Now, with the nominees chosen and the general election scheduled for June 25, the campaign has proceeded full steam ahead, and any fears that this would turn into a sober, issues-based affair have been duly squashed over the past couple of days.

The particular spat that has gotten the nastiness rolling—uninteresting except for what it reveals about the players involved—began with an advertisement by the Democratic candidate, Ed Markey, which assailed his opponent, Gomez, for involving  himself with a group that accuses President Obama of politicizing the killing of Osama bin Laden.  For several seconds of this ad, an image of Gomez sits on the left side of the screen while one of bin Laden floats in from the right.

Team Gomez, testing the general gullibility of Massachusetts voters, ran a TV spot in response saying Markey’s ad “compared [Gomez] to bin Laden.”  In an interview, Gomez himself continued the thought by postulating that, in doing so, Markey was “pond scum.”

And the tone of the race was set.

What lends this silly campaign flash point an added level of intrigue is Gomez’s distinction as a retired Navy SEAL.  He graduated from the U.S. Naval Academy and served as an aircraft carrier pilot before joining the SEALs, where he rose to be a platoon commander.  His military career totaled 13 years before he moved on to his current vocation as a businessman.

It is a highly impressive background, by any standard.  As a Senate candidate, Gomez would be crazy not to underline it as a demonstration of his physical fortitude and dedication to his beloved country.

The question, then, is when to stop.  To recognize the point at which promoting one’s history of service begins actually to hamper, rather than help, one’s campaign.

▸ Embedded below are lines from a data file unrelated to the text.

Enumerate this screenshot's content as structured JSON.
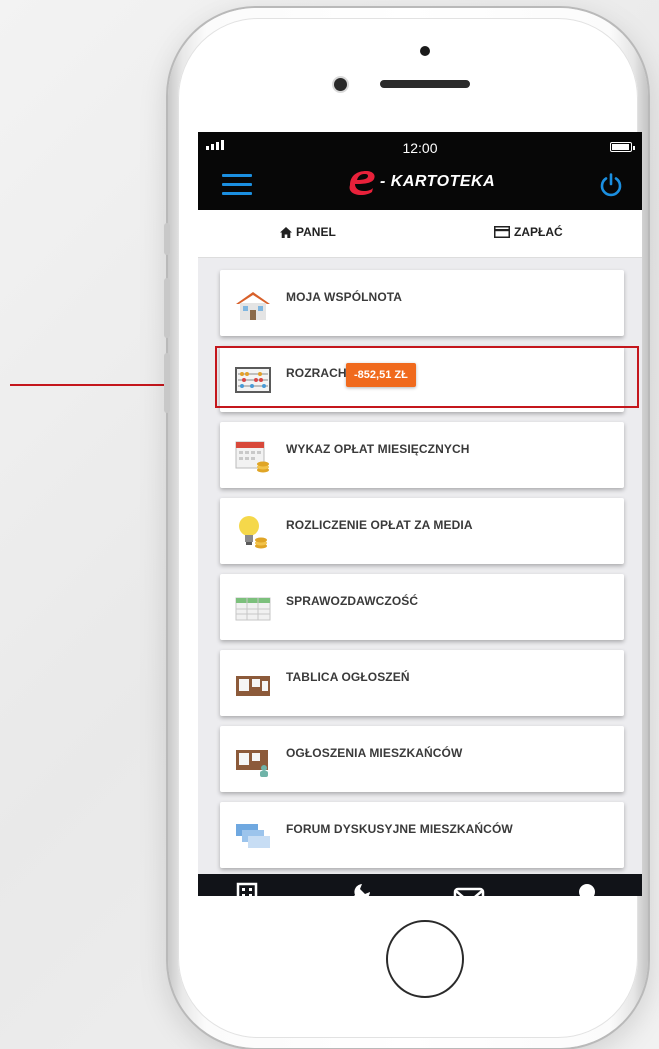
{
  "status": {
    "time": "12:00"
  },
  "app": {
    "title": "- KARTOTEKA"
  },
  "tabs": [
    {
      "label": "PANEL",
      "icon": "home-icon"
    },
    {
      "label": "ZAPŁAĆ",
      "icon": "card-icon"
    }
  ],
  "menu": [
    {
      "label": "MOJA WSPÓLNOTA",
      "icon": "house-icon"
    },
    {
      "label": "ROZRACHUNKI",
      "icon": "abacus-icon",
      "badge": "-852,51 ZŁ"
    },
    {
      "label": "WYKAZ OPŁAT MIESIĘCZNYCH",
      "icon": "calendar-coins-icon"
    },
    {
      "label": "ROZLICZENIE OPŁAT ZA MEDIA",
      "icon": "bulb-icon"
    },
    {
      "label": "SPRAWOZDAWCZOŚĆ",
      "icon": "spreadsheet-icon"
    },
    {
      "label": "TABLICA OGŁOSZEŃ",
      "icon": "board-icon"
    },
    {
      "label": "OGŁOSZENIA MIESZKAŃCÓW",
      "icon": "board-person-icon"
    },
    {
      "label": "FORUM DYSKUSYJNE MIESZKAŃCÓW",
      "icon": "chat-icon"
    }
  ],
  "bottom_nav": [
    "building-icon",
    "wrench-icon",
    "mail-icon",
    "user-icon"
  ],
  "colors": {
    "accent": "#1b8fe0",
    "badge": "#f06a1d",
    "highlight": "#c4161c",
    "logo": "#e8213a"
  }
}
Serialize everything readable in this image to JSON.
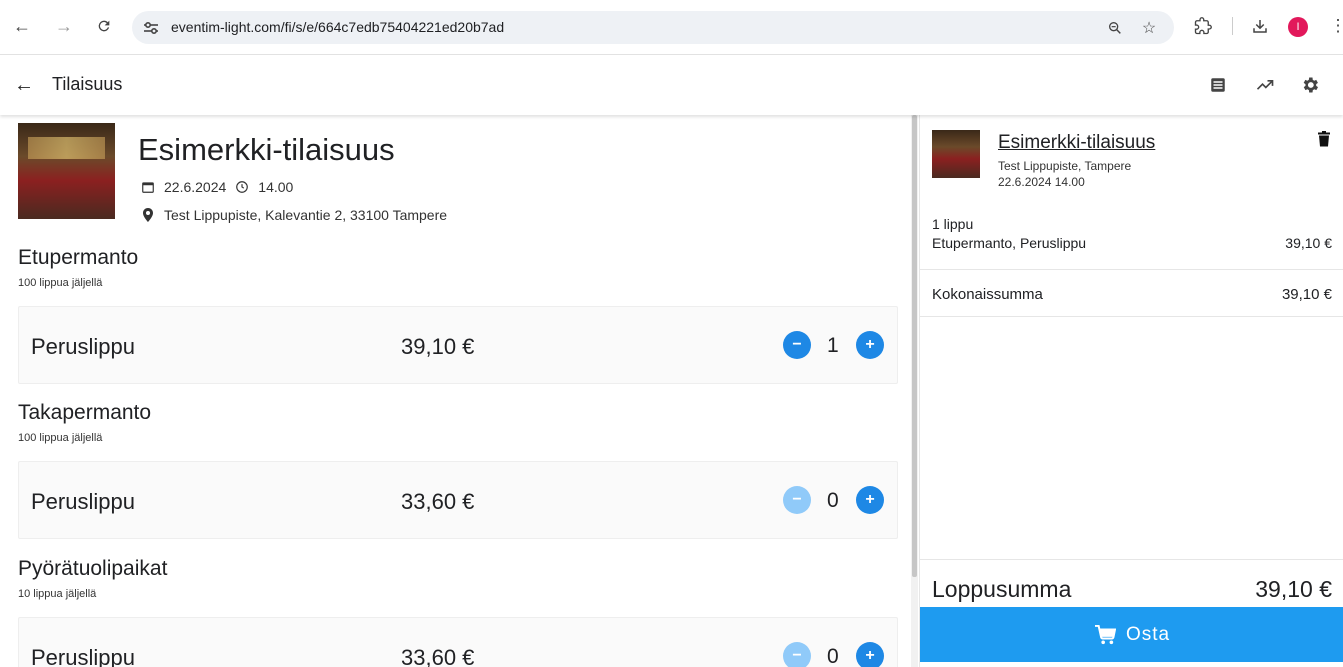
{
  "browser": {
    "url": "eventim-light.com/fi/s/e/664c7edb75404221ed20b7ad",
    "profile_initial": "I"
  },
  "appbar": {
    "title": "Tilaisuus"
  },
  "event": {
    "title": "Esimerkki-tilaisuus",
    "date": "22.6.2024",
    "time": "14.00",
    "location": "Test Lippupiste, Kalevantie 2, 33100 Tampere"
  },
  "sections": [
    {
      "title": "Etupermanto",
      "availability": "100 lippua jäljellä",
      "ticket": {
        "name": "Peruslippu",
        "price": "39,10 €",
        "quantity": "1"
      }
    },
    {
      "title": "Takapermanto",
      "availability": "100 lippua jäljellä",
      "ticket": {
        "name": "Peruslippu",
        "price": "33,60 €",
        "quantity": "0"
      }
    },
    {
      "title": "Pyörätuolipaikat",
      "availability": "10 lippua jäljellä",
      "ticket": {
        "name": "Peruslippu",
        "price": "33,60 €",
        "quantity": "0"
      }
    }
  ],
  "cart": {
    "event_title": "Esimerkki-tilaisuus",
    "venue": "Test Lippupiste, Tampere",
    "datetime": "22.6.2024 14.00",
    "count": "1 lippu",
    "line_label": "Etupermanto, Peruslippu",
    "line_price": "39,10 €",
    "total_label": "Kokonaissumma",
    "total_value": "39,10 €",
    "final_label": "Loppusumma",
    "final_value": "39,10 €",
    "buy_label": "Osta"
  },
  "colors": {
    "accent": "#1e88e5",
    "buy_button": "#1e9bf0",
    "disabled": "#90caf9",
    "profile": "#e2185b"
  }
}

In reacting to Markey’s supposed “comparison” of bin Laden to him, Gomez phrased his disgust thusly:  “To put me next to bin Laden?  A former SEAL—maybe he doesn’t realize who actually killed bin Laden.  The SEALs did.”

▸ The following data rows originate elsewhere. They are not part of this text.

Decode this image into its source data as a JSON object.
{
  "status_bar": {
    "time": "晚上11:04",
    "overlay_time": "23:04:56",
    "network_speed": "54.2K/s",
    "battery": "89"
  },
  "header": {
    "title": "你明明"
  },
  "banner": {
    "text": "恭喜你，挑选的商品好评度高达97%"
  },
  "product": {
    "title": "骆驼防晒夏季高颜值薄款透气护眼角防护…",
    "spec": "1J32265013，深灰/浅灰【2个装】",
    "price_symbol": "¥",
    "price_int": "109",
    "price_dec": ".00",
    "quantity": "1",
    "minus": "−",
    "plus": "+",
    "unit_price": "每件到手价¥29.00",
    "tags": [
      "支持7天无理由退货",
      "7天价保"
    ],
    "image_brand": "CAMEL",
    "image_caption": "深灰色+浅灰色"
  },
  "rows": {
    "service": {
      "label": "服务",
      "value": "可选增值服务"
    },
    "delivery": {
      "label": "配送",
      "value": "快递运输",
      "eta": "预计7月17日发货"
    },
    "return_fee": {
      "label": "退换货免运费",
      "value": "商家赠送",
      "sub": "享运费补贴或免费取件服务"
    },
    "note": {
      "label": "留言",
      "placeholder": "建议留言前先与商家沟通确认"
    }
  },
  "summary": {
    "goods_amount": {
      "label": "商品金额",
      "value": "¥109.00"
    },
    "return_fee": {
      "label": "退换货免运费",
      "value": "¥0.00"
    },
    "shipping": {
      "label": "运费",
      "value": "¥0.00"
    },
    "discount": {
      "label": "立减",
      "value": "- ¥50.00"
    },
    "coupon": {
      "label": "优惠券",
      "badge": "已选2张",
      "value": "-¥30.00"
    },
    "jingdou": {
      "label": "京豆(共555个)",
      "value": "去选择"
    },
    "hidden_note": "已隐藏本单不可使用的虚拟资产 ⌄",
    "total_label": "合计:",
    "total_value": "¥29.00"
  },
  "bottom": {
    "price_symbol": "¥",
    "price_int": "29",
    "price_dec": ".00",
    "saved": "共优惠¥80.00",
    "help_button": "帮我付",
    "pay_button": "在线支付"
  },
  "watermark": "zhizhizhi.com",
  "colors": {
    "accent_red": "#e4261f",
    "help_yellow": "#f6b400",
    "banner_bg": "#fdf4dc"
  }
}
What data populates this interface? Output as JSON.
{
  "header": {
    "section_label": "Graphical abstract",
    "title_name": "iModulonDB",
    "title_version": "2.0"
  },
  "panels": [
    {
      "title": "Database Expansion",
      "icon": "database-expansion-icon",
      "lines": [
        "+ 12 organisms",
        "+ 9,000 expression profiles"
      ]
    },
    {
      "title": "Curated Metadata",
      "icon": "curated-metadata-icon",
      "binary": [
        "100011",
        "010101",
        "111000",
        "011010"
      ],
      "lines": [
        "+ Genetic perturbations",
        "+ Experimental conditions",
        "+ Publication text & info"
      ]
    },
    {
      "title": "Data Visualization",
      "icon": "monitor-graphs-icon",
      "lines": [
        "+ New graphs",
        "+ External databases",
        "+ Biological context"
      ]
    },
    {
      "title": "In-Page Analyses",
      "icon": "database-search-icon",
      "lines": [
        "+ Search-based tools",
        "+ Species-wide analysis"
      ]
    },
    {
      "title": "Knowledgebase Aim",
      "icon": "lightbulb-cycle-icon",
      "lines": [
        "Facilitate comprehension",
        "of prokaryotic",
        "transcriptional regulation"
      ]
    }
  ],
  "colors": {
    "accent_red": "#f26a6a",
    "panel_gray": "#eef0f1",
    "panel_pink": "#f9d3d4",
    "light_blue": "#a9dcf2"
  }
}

We have seen this rhetorical sleight-of-hand before:  I served in the U.S. Armed Forces; therefore, anything I do or say relating to the military is axiomatically beyond reproach, and any related criticism by my opponent is beyond the pale.

During the 2008 presidential race, columnist George Will coined the term “moral vanity” to describe this attitude as it applied to Senator John McCain—the idea that one’s particular background on a particular issue cannot possibly be questioned, and especially not by those who lack the same experience themselves.

This is a decidedly unattractive quality to possess, as it would seem to rule out any honest debate on a given subject right at the outset.  After all, if one candidate has such moral superiority about this or that issue, why trouble ourselves arguing over it?  Why can’t Candidate B just accept Candidate A’s inherent rightness and move on?

Further—to my initial point—the person who commits such transgressions against intellectual openness tends ultimately only to inflict political harm upon himself, by creating the impression of having drunk one’s own Kool-Aid, and thus lacking the modesty and self-doubt that are essential in building good character and a good leader.

Gabriel Gomez served an honorable Naval career, of which everyone ought to be made aware and no one has any cause to put down.  Of the rightness of his views on the issues—military and otherwise—well, let us be the judges of that.